The NCAA is cramping Mississippi State’s social media swag.
According to a rules memo dated April 17, the NCAA football rules committee has banned the use of Twitter hashtags on football fields. MSU, of course, was the first school to do such a thing, painting #HAILSTATE in its end zone for the 2011 Egg Bowl versus Ole Miss. The hashtag remained there for the entire 2012 season and was last seen at the recent Maroon-White spring game on April 20.
In the memo, the football rules committee outlined what markings are allowed on the field of play: the NCAA logo, conference logo, college/university team name and logo, team name and logo, name of the commercial entity that purchased naming rights to the facility, and in the case of postseason games only the name/logo of the title sponsor.

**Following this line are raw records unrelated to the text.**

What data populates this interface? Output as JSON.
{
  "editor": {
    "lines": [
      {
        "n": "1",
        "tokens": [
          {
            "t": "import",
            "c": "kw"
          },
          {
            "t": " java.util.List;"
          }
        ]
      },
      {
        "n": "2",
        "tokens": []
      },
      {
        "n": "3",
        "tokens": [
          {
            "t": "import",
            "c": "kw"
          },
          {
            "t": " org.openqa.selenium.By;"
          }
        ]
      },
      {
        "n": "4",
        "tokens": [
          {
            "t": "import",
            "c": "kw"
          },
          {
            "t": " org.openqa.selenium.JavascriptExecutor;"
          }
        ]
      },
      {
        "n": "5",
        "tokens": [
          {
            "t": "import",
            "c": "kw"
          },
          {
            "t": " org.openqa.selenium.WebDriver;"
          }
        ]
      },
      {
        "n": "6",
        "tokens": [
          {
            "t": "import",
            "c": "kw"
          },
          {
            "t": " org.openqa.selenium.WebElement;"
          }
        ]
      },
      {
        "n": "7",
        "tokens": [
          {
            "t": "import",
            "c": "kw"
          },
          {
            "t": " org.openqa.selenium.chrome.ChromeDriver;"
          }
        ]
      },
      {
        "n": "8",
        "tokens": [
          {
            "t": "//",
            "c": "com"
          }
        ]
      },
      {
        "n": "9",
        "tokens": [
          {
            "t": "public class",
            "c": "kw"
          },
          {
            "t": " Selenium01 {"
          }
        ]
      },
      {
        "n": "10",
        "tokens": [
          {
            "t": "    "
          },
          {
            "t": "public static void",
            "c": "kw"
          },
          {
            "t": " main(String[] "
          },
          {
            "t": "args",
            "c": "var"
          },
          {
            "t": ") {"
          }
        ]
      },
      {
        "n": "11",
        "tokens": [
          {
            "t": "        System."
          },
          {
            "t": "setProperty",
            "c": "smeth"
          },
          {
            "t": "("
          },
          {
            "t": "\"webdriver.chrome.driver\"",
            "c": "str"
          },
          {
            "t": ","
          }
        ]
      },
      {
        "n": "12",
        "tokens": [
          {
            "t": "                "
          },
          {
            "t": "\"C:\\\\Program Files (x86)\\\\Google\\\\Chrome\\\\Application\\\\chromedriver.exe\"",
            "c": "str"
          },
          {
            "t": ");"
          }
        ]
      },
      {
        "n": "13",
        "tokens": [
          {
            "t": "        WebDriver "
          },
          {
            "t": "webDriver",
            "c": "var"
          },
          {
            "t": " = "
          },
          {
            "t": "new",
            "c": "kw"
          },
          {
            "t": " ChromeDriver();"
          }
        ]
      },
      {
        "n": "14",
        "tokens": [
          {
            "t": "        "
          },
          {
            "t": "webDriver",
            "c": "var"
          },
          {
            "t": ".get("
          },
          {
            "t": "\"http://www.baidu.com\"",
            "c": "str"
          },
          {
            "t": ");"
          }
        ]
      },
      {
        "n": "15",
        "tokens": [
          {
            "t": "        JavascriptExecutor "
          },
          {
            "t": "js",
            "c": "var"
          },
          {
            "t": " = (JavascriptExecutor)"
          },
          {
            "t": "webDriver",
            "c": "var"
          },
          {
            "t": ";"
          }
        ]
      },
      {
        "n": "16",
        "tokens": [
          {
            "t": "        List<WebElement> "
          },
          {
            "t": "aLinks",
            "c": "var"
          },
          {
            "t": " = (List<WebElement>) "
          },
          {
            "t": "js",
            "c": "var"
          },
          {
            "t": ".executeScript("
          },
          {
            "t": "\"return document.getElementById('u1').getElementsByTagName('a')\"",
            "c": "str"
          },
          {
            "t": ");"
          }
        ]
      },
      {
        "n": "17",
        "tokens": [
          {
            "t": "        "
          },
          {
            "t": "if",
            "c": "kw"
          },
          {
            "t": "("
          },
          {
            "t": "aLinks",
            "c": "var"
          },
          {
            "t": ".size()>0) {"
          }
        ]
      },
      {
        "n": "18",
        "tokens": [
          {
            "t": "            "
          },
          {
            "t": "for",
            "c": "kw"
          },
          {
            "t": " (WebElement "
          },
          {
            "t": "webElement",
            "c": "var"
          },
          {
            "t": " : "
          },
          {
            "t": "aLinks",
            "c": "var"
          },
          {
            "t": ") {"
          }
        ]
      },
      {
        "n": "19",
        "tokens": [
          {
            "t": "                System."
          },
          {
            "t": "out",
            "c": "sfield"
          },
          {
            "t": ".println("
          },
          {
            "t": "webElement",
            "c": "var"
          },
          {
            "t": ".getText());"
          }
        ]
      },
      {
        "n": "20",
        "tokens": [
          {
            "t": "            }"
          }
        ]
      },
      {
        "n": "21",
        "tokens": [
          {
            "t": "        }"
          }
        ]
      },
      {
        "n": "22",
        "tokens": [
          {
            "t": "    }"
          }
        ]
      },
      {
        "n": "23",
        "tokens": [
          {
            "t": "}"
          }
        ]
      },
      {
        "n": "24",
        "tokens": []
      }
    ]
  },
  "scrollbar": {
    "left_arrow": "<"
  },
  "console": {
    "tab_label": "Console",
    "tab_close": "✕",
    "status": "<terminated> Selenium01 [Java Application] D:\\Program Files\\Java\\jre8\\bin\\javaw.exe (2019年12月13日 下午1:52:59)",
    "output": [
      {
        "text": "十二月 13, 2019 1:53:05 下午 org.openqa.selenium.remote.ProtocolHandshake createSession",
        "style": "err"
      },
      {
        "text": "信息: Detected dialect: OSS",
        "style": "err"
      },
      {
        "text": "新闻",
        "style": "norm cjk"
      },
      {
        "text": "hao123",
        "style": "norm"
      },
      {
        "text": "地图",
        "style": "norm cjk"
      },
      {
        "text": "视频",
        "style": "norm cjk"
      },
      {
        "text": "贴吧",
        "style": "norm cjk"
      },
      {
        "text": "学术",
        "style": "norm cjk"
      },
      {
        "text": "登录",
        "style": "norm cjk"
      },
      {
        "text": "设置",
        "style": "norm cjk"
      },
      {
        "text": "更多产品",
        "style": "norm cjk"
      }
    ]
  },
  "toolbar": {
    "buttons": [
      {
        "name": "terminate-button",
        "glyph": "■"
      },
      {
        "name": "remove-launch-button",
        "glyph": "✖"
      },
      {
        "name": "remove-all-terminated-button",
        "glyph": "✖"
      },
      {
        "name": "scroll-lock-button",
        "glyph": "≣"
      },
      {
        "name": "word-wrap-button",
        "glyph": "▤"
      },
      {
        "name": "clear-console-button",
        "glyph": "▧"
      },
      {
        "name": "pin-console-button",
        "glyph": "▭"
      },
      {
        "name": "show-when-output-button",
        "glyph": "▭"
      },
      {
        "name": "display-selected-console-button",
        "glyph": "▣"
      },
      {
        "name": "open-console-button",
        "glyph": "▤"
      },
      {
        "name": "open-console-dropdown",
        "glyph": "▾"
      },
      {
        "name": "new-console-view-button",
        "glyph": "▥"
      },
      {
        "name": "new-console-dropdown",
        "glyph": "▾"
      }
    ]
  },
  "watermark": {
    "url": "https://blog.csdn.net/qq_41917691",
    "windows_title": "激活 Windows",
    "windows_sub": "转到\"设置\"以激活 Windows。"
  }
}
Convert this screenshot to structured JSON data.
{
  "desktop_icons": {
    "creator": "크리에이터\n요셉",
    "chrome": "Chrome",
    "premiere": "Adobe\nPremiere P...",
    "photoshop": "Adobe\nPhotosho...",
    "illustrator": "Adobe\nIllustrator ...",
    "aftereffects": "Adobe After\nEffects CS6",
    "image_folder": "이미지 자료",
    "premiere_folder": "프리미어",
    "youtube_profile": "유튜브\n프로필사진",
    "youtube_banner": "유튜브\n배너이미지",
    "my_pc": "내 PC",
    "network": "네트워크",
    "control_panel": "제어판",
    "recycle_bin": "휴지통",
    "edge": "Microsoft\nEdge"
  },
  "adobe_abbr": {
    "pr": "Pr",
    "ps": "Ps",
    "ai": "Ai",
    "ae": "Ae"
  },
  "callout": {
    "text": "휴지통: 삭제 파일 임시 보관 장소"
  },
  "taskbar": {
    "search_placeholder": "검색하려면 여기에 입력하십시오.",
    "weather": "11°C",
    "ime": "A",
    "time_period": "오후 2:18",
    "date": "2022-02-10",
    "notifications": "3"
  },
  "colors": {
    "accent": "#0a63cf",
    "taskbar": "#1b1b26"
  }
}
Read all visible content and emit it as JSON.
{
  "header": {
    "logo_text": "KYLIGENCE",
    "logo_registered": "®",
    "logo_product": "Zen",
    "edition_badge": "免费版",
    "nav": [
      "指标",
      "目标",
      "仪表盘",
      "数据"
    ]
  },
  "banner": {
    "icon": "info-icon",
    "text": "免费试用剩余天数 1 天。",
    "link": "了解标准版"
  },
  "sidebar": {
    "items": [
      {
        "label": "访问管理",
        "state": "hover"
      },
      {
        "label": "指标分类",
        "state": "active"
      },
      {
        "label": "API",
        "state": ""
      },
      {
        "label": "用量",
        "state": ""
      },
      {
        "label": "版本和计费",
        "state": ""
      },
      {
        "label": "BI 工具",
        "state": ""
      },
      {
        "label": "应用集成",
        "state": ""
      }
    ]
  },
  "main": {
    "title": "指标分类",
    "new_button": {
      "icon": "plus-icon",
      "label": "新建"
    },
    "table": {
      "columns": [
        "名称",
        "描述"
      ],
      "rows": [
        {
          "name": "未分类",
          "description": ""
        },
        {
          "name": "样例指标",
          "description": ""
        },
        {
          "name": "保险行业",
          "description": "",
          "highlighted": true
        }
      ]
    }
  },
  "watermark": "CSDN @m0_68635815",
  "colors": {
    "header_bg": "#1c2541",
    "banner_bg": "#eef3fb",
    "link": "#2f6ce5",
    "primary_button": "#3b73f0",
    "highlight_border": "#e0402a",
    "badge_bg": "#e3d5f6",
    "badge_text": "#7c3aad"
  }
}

“All other items, including social media designations such as URL’s and hashtags, are prohibited.” Why? No real reason was given, although the rule is prefaced by this phrase: “Except as noted herein, there may be no advertising on the field, which includes the end zones and sideline areas.” Hashtags are a form of advertising, then?
I asked the NCAA for further clarification on why this ruling was made. Here is the reply I got from NCAA spokesperson Stacey Osburn: “Hash tags [sic] in football stadiums are okay, just not on the actual playing field. The Football Rules Committee clarified this rule because it wants as clean a field as possible.”
So instead of cluttering up the end zone with #HAILSTATE, MSU will likely have MISSISSIPPI STATE in both end zones. For those scoring at home, that’s 10 characters for the hash tag, 16 for the school’s name.
MSU has been proactive in recent years on the social media front, especially on Twitter. It’s used the micro-blogging service for marketing, game day information, news, and all the other normal uses. Most MSU coaches are on Twitter, as is athletics director Scott Stricklin. State has also tried to find ways to monitor Twitter, especially in regards to the athletes who have accounts.